Ever wondered what business mentors and leadership consultants actually do? There are good reasons the owners of businesses of all sizes are increasingly seeking out this kind of advice.
According to leadership consultant Mark Bilton of Thought Patrol, one of the key things that all business leaders have in common is the need to set goals to achieve their growth plans.
Mark says this process should be a very collaborative one.
“We build a three-year plan on the day, with up to 30 people in the room, which scares the heck out of leadership teams, but it’s inherently agile,” he explains.
“We do a lot of future-casting, looking at what trends are impacting that business and what 'good' looks like in the future. We pull that down into a three-year view, one-year view, then literally just the next 90 days.
“That's a bunch of milestones, maybe between eight and 12 milestones. Each one of those milestones has an owner and they’re given the responsibility to go and do something over a 90-day period. Then we recalibrate that every 90 days.”
This quarterly cycle allows enough time for everyone to get on with their respective tasks and regroup to analyse progress.
The other key reason business leaders seek out mentors is to simply talk with a like-minded person.
“[For] CEOs, it can be a lonely role: you can have certain conversations with your board; you can have certain conversations with you leadership team, [but] people outside the business are not really interested in the business.

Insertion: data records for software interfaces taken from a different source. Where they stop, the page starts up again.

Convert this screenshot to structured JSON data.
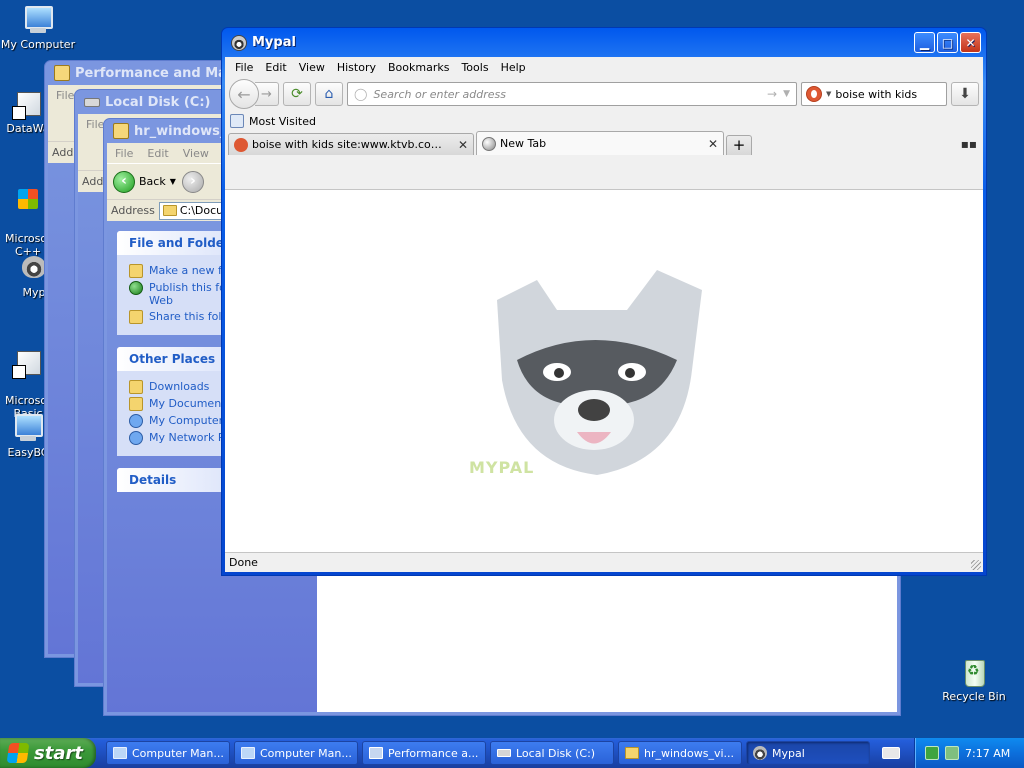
{
  "desktop": {
    "icons": [
      {
        "label": "My Computer",
        "icon": "my-computer-icon"
      },
      {
        "label": "DataWa",
        "icon": "app-shortcut-icon"
      },
      {
        "label": "Microsof\nC++",
        "icon": "ms-cpp-icon"
      },
      {
        "label": "Myp",
        "icon": "mypal-icon"
      },
      {
        "label": "Microsof\nBasic",
        "icon": "ms-basic-icon"
      },
      {
        "label": "EasyBC",
        "icon": "easybcd-icon"
      },
      {
        "label": "Recycle Bin",
        "icon": "recycle-bin-icon"
      }
    ]
  },
  "windows": {
    "perf": {
      "title": "Performance and Mainte",
      "menu_first": "File",
      "address_label": "Add"
    },
    "disk": {
      "title": "Local Disk (C:)",
      "menu_first": "File",
      "address_label": "Add"
    },
    "hr": {
      "title": "hr_windows_vi",
      "menu": [
        "File",
        "Edit",
        "View"
      ],
      "back_label": "Back",
      "address_label": "Address",
      "address_value": "C:\\Docum",
      "tasks_header": "File and Folder T",
      "tasks": [
        "Make a new fo",
        "Publish this fo\nWeb",
        "Share this fold"
      ],
      "places_header": "Other Places",
      "places": [
        "Downloads",
        "My Document",
        "My Computer",
        "My Network P"
      ],
      "details_header": "Details"
    }
  },
  "browser": {
    "title": "Mypal",
    "menu": [
      "File",
      "Edit",
      "View",
      "History",
      "Bookmarks",
      "Tools",
      "Help"
    ],
    "url_placeholder": "Search or enter address",
    "search_value": "boise with kids",
    "bookmarks_bar": "Most Visited",
    "tabs": [
      {
        "label": "boise with kids site:www.ktvb.com at Du..."
      },
      {
        "label": "New Tab"
      }
    ],
    "wordmark": "MYPAL",
    "status": "Done"
  },
  "taskbar": {
    "start_label": "start",
    "buttons": [
      {
        "label": "Computer Man..."
      },
      {
        "label": "Computer Man..."
      },
      {
        "label": "Performance a..."
      },
      {
        "label": "Local Disk (C:)"
      },
      {
        "label": "hr_windows_vi..."
      },
      {
        "label": "Mypal"
      }
    ],
    "clock": "7:17 AM"
  },
  "colors": {
    "desktop": "#0b4ea2",
    "xp_title_active": "#0a5ee8",
    "xp_title_inactive": "#7b96e0",
    "taskpane_link": "#215dc6",
    "start_green": "#3c9a3a"
  }
}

You can talk to friends about it but it’s not quite the same,” says Mark.
“Having someone who has been there and done that, been in a similar situation, sometimes it’s just nice to be able to articulate your thoughts, go through some issues [and say], ‘Hey, I’m working on this. What do you think?’.”
“From my perspective, it’s peer-to-peer mentoring. It’s not like me coming in and saying, ‘Here’s 10 things you need to do today’. It’s much more about, ‘What are you working on and how are you approaching it? Have you thought of this?’."
Mark adds that business mentors also operate in strict confidence, allowing the business owner freedom to examine even sensitive issues such as finances and personnel.
“Often [it is having] that chance to just articulate it to someone who is completely independent … It’s much more about a safe space, and everyone needs that,” he says.
Adam Zuchetti is the editor of My Business, and has steered the publication’s editorial direction since early 2016.
Ask the Experts: Does automation stack up financially?
By Christopher Overton
Opinion: How bad do things have to get?!
By Adam Zuchetti
Business lessons from the All Blacks
By Steve Stanley